Since as long as I've been a birder, I've longed to hear the call of whip-poor-wills. They're nocturnal birds, the most well-known of the nightjar family (also colorfully called the goatsuckers.) By day, they sleep on the ground or horizontally perched on tree limbs, and their dead-leaf camouflage make them almost impossible to spot. As dusk sets in, they awake and sing their names over and over.

I grew up with the sound of whip-poor-wills emanating from the woods behind our house, joining the summer chorus of crickets and tree frogs. So naturally Virginia was the first place I though to look for them. But I had no luck. I went deep into those woods (so deep that I probably ended up in Pocahontas State Park!), explored everywhere else I could think of from sunset to dusk, and never heard a one. Whip-poor-wills are on the decline everywhere. In many places they've disappeared, and unfortunately one of those places is my parents' neighborhood.

So I finally decided to put a serious effort into finding them in Ottawa instead, even though our population of whip-poor-wills is tiny and extremely localized. The plus is, here we have a vibrant birder community that can tell me exactly where to find them! So with the guidance of NeilyWorld, I drove to where Huntmar Drive crosses the train tracks, found a place to park, took a flashlight and went exploring.
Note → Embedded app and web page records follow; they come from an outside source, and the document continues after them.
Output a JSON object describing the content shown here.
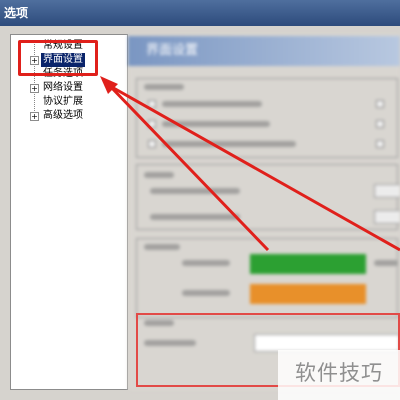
{
  "window": {
    "title": "选项"
  },
  "tree": {
    "items": [
      {
        "label": "常规设置",
        "expander": ""
      },
      {
        "label": "界面设置",
        "expander": "+",
        "selected": true
      },
      {
        "label": "任务选项",
        "expander": ""
      },
      {
        "label": "网络设置",
        "expander": "+"
      },
      {
        "label": "协议扩展",
        "expander": ""
      },
      {
        "label": "高级选项",
        "expander": "+"
      }
    ]
  },
  "panel": {
    "header": "界面设置"
  },
  "colors": {
    "download_swatch": "#2ca032",
    "upload_swatch": "#e8902a",
    "annotation_red": "#e0201b",
    "selection": "#0a246a"
  },
  "watermark": {
    "text": "软件技巧"
  }
}
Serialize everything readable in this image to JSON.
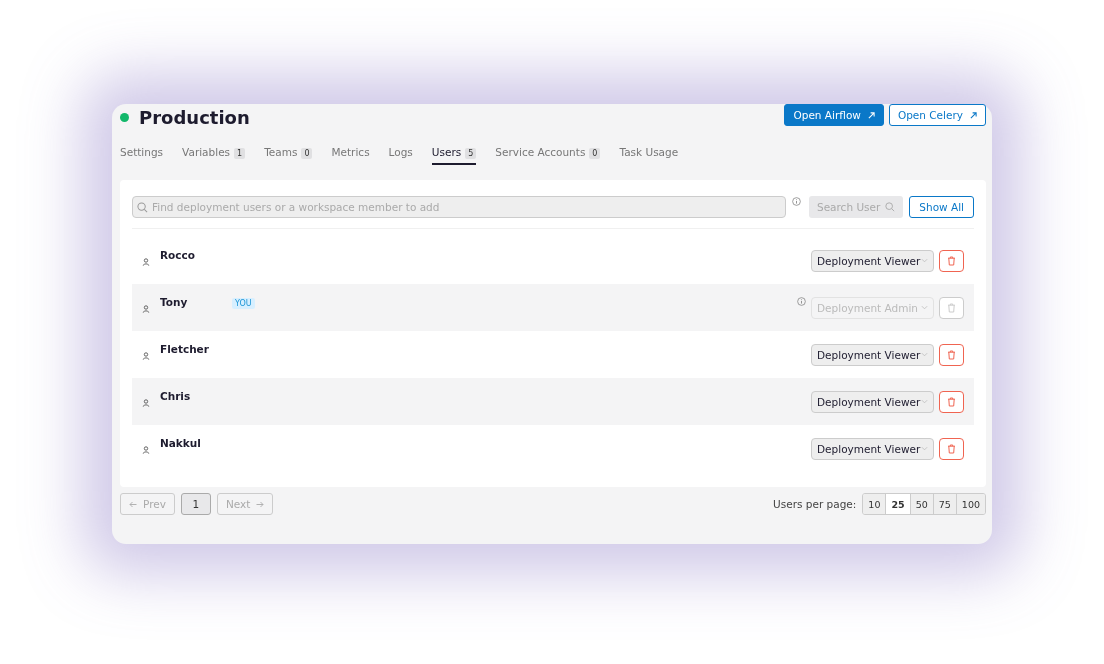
{
  "deployment": {
    "title": "Production",
    "online": true
  },
  "header_buttons": [
    {
      "label": "Open Airflow",
      "kind": "primary"
    },
    {
      "label": "Open Celery",
      "kind": "outline"
    }
  ],
  "tabs": [
    {
      "label": "Settings",
      "selected": false
    },
    {
      "label": "Variables",
      "count": "1",
      "selected": false
    },
    {
      "label": "Teams",
      "count": "0",
      "selected": false
    },
    {
      "label": "Metrics",
      "selected": false
    },
    {
      "label": "Logs",
      "selected": false
    },
    {
      "label": "Users",
      "count": "5",
      "selected": true
    },
    {
      "label": "Service Accounts",
      "count": "0",
      "selected": false
    },
    {
      "label": "Task Usage",
      "selected": false
    }
  ],
  "search": {
    "placeholder": "Find deployment users or a workspace member to add",
    "button": "Search User",
    "show_all": "Show All"
  },
  "users": [
    {
      "name": "Rocco",
      "role": "Deployment Viewer",
      "disabled": false
    },
    {
      "name": "Tony",
      "badge": "YOU",
      "role": "Deployment Admin",
      "disabled": true
    },
    {
      "name": "Fletcher",
      "role": "Deployment Viewer",
      "disabled": false
    },
    {
      "name": "Chris",
      "role": "Deployment Viewer",
      "disabled": false
    },
    {
      "name": "Nakkul",
      "role": "Deployment Viewer",
      "disabled": false
    }
  ],
  "pagination": {
    "prev": "Prev",
    "next": "Next",
    "prev_disabled": true,
    "next_disabled": true,
    "pages": [
      {
        "label": "1",
        "selected": true
      }
    ]
  },
  "per_page": {
    "label": "Users per page:",
    "options": [
      {
        "label": "10",
        "selected": false
      },
      {
        "label": "25",
        "selected": true
      },
      {
        "label": "50",
        "selected": false
      },
      {
        "label": "75",
        "selected": false
      },
      {
        "label": "100",
        "selected": false
      }
    ]
  }
}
It was in the woods where it finally happened. I'd been listening for some time to the evensong of veeries and wood thrushes when a distant whip-poor-will joined in. I actually didn't register it at first, and by the time I had it stopped. But ten minutes later another one started up, this one startlingly loud and close!

I spent the next hour or so, to dusk and beyond, trying to actually see one so I could lifelist it, but with no luck. My eager approaches seemed to scare them away, or at least scare them silent. But really, just hearing them is what I was hoping for! And I now understand what Peterson's meant by "tiresomely repeated." It's like they don't even stop to breathe. Although there are the occasional lulls. One long lull was finally punctuated by the spine-tingling sound of a pair of coyotes howling to each other--and then a whip-poor-will immediately started up again, as if he considered that his cue!

I'm happy with Ottawa. It may not have wolves. It may not have lynxes. But so long as it still has coyotes and whip-poor-wills, Ottawa is wild enough to make me happy.

Literally A Puddle DuckTwo Ottawa firsts, one welcome, one not


Mustang Sallie
June 9th, 2013 at 9:26 pm
I am so glad that your persistance finally paid off. Yes indeed, that was a GOOD day! Maybe someday you will catch a glimpse before they are gone for good.

June 9th, 2013 at 10:10 pm
Happily, significant chunks of land around here are protected, so there's at least reasonable hope that the wildlife will stay.